(Web page and app entries)
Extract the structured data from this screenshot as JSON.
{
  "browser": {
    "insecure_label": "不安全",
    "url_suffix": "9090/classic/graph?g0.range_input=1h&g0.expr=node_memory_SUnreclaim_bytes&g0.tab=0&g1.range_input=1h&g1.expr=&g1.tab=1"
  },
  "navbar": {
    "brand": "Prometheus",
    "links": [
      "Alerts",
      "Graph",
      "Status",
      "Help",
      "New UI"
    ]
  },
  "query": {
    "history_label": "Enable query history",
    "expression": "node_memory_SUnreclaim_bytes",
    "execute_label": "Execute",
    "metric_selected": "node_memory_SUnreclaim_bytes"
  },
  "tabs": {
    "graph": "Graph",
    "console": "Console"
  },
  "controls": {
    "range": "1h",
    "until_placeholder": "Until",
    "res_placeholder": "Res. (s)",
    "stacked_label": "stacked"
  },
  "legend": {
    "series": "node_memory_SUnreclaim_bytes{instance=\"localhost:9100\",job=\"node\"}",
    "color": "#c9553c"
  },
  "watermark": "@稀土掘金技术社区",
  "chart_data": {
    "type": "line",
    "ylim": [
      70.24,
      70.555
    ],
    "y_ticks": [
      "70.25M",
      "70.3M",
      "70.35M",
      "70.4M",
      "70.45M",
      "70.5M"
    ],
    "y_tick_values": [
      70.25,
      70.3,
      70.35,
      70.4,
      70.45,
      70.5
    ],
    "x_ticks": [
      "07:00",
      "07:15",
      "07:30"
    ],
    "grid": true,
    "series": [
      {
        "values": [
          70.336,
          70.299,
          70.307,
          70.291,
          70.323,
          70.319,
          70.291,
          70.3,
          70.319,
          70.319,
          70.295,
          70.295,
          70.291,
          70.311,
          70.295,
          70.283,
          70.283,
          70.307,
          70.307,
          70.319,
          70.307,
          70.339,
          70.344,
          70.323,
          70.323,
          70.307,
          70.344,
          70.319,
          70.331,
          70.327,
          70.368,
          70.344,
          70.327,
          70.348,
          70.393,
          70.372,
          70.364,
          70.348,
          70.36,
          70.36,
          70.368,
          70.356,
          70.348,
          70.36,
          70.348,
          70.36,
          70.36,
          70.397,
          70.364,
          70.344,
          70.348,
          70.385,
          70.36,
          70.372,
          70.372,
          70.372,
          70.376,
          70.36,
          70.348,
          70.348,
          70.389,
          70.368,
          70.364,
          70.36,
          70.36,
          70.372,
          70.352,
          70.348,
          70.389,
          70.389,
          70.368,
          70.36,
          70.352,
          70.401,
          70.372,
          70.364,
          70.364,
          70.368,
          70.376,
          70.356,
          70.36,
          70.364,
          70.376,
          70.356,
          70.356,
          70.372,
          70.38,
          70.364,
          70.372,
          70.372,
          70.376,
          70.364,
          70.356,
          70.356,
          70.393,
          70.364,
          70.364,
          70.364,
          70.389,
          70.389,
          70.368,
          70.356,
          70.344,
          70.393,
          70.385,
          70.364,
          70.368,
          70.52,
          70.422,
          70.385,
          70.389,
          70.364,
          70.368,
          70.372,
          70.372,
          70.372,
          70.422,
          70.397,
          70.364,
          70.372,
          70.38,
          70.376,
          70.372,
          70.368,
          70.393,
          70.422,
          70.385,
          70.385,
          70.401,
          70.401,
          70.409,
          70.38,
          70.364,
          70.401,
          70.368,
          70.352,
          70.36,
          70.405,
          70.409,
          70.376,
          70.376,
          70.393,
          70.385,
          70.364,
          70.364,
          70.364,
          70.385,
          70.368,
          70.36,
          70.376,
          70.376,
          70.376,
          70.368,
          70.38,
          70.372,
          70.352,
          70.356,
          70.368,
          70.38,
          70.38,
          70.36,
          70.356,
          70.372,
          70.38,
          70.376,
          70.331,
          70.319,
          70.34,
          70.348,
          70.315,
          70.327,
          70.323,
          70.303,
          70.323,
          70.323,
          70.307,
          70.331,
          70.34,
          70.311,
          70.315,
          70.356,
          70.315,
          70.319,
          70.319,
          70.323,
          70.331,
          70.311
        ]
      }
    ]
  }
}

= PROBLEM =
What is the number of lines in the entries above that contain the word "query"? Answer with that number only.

= TASK RESPONSE =
2